--- Your objective ---
Set the entries down once more, exactly as they are worded.

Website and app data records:
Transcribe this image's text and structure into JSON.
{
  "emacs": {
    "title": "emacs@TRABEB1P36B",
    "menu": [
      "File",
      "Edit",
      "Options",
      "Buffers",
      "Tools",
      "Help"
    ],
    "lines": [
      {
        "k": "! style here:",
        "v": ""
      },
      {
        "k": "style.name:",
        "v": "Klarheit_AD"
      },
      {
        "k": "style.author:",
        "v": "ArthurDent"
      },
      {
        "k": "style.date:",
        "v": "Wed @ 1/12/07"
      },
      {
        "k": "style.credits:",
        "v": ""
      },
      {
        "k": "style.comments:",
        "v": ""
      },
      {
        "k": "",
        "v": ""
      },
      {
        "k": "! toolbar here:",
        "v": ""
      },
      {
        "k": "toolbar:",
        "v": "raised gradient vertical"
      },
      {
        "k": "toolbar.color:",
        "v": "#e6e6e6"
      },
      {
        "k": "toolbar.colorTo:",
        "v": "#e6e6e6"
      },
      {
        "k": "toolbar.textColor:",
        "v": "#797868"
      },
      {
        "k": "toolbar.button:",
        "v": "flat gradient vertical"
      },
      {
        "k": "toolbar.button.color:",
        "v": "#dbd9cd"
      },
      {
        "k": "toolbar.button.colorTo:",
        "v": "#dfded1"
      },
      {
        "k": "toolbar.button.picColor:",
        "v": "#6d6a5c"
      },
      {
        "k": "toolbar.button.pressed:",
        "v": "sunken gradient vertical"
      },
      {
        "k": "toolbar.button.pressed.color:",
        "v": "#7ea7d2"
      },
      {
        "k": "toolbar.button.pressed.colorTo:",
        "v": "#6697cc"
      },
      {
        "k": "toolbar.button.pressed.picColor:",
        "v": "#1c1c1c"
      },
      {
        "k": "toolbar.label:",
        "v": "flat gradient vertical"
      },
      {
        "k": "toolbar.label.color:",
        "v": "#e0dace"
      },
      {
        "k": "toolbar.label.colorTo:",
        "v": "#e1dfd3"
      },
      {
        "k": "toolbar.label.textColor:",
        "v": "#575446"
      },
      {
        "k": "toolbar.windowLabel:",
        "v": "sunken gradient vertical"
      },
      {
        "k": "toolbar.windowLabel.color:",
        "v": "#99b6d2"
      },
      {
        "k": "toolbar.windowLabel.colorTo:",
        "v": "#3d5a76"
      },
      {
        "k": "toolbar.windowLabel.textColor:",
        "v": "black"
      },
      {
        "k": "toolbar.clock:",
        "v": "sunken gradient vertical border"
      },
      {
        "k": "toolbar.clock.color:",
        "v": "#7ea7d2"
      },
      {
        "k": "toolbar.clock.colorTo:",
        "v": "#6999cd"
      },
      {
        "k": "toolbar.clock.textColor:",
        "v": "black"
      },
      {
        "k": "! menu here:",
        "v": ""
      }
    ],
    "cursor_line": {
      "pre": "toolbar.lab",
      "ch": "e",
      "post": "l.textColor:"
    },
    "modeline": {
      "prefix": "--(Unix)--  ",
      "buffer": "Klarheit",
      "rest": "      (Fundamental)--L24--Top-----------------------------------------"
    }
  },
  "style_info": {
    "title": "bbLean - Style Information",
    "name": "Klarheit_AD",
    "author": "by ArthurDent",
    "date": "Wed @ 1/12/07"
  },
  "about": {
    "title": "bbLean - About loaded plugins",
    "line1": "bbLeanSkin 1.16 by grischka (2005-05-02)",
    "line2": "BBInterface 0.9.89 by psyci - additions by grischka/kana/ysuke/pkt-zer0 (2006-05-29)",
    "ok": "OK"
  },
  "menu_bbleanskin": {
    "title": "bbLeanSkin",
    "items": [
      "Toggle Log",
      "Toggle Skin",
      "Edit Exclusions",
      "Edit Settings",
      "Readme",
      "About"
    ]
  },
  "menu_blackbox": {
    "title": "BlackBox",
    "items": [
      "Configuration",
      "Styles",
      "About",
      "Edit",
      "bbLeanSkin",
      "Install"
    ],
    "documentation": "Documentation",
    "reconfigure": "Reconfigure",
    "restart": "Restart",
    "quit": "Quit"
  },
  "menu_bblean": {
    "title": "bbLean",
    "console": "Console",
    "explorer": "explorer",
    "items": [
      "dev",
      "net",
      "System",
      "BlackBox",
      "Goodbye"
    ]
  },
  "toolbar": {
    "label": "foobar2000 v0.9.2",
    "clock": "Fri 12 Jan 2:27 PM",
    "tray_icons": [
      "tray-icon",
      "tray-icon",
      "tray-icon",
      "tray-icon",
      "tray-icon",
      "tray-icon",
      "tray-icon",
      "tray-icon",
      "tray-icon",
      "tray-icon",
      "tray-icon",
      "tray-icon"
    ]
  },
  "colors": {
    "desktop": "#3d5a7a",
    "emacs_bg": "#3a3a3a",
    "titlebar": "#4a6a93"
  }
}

--- Reply ---
Transcribe this image's text and structure into JSON.
{
  "emacs": {
    "title": "emacs@TRABEB1P36B",
    "menu": [
      "File",
      "Edit",
      "Options",
      "Buffers",
      "Tools",
      "Help"
    ],
    "lines": [
      {
        "k": "! style here:",
        "v": ""
      },
      {
        "k": "style.name:",
        "v": "Klarheit_AD"
      },
      {
        "k": "style.author:",
        "v": "ArthurDent"
      },
      {
        "k": "style.date:",
        "v": "Wed @ 1/12/07"
      },
      {
        "k": "style.credits:",
        "v": ""
      },
      {
        "k": "style.comments:",
        "v": ""
      },
      {
        "k": "",
        "v": ""
      },
      {
        "k": "! toolbar here:",
        "v": ""
      },
      {
        "k": "toolbar:",
        "v": "raised gradient vertical"
      },
      {
        "k": "toolbar.color:",
        "v": "#e6e6e6"
      },
      {
        "k": "toolbar.colorTo:",
        "v": "#e6e6e6"
      },
      {
        "k": "toolbar.textColor:",
        "v": "#797868"
      },
      {
        "k": "toolbar.button:",
        "v": "flat gradient vertical"
      },
      {
        "k": "toolbar.button.color:",
        "v": "#dbd9cd"
      },
      {
        "k": "toolbar.button.colorTo:",
        "v": "#dfded1"
      },
      {
        "k": "toolbar.button.picColor:",
        "v": "#6d6a5c"
      },
      {
        "k": "toolbar.button.pressed:",
        "v": "sunken gradient vertical"
      },
      {
        "k": "toolbar.button.pressed.color:",
        "v": "#7ea7d2"
      },
      {
        "k": "toolbar.button.pressed.colorTo:",
        "v": "#6697cc"
      },
      {
        "k": "toolbar.button.pressed.picColor:",
        "v": "#1c1c1c"
      },
      {
        "k": "toolbar.label:",
        "v": "flat gradient vertical"
      },
      {
        "k": "toolbar.label.color:",
        "v": "#e0dace"
      },
      {
        "k": "toolbar.label.colorTo:",
        "v": "#e1dfd3"
      },
      {
        "k": "toolbar.label.textColor:",
        "v": "#575446"
      },
      {
        "k": "toolbar.windowLabel:",
        "v": "sunken gradient vertical"
      },
      {
        "k": "toolbar.windowLabel.color:",
        "v": "#99b6d2"
      },
      {
        "k": "toolbar.windowLabel.colorTo:",
        "v": "#3d5a76"
      },
      {
        "k": "toolbar.windowLabel.textColor:",
        "v": "black"
      },
      {
        "k": "toolbar.clock:",
        "v": "sunken gradient vertical border"
      },
      {
        "k": "toolbar.clock.color:",
        "v": "#7ea7d2"
      },
      {
        "k": "toolbar.clock.colorTo:",
        "v": "#6999cd"
      },
      {
        "k": "toolbar.clock.textColor:",
        "v": "black"
      },
      {
        "k": "! menu here:",
        "v": ""
      }
    ],
    "cursor_line": {
      "pre": "toolbar.lab",
      "ch": "e",
      "post": "l.textColor:"
    },
    "modeline": {
      "prefix": "--(Unix)--  ",
      "buffer": "Klarheit",
      "rest": "      (Fundamental)--L24--Top-----------------------------------------"
    }
  },
  "style_info": {
    "title": "bbLean - Style Information",
    "name": "Klarheit_AD",
    "author": "by ArthurDent",
    "date": "Wed @ 1/12/07"
  },
  "about": {
    "title": "bbLean - About loaded plugins",
    "line1": "bbLeanSkin 1.16 by grischka (2005-05-02)",
    "line2": "BBInterface 0.9.89 by psyci - additions by grischka/kana/ysuke/pkt-zer0 (2006-05-29)",
    "ok": "OK"
  },
  "menu_bbleanskin": {
    "title": "bbLeanSkin",
    "items": [
      "Toggle Log",
      "Toggle Skin",
      "Edit Exclusions",
      "Edit Settings",
      "Readme",
      "About"
    ]
  },
  "menu_blackbox": {
    "title": "BlackBox",
    "items": [
      "Configuration",
      "Styles",
      "About",
      "Edit",
      "bbLeanSkin",
      "Install"
    ],
    "documentation": "Documentation",
    "reconfigure": "Reconfigure",
    "restart": "Restart",
    "quit": "Quit"
  },
  "menu_bblean": {
    "title": "bbLean",
    "console": "Console",
    "explorer": "explorer",
    "items": [
      "dev",
      "net",
      "System",
      "BlackBox",
      "Goodbye"
    ]
  },
  "toolbar": {
    "label": "foobar2000 v0.9.2",
    "clock": "Fri 12 Jan 2:27 PM",
    "tray_icons": [
      "tray-icon",
      "tray-icon",
      "tray-icon",
      "tray-icon",
      "tray-icon",
      "tray-icon",
      "tray-icon",
      "tray-icon",
      "tray-icon",
      "tray-icon",
      "tray-icon",
      "tray-icon"
    ]
  },
  "colors": {
    "desktop": "#3d5a7a",
    "emacs_bg": "#3a3a3a",
    "titlebar": "#4a6a93"
  }
}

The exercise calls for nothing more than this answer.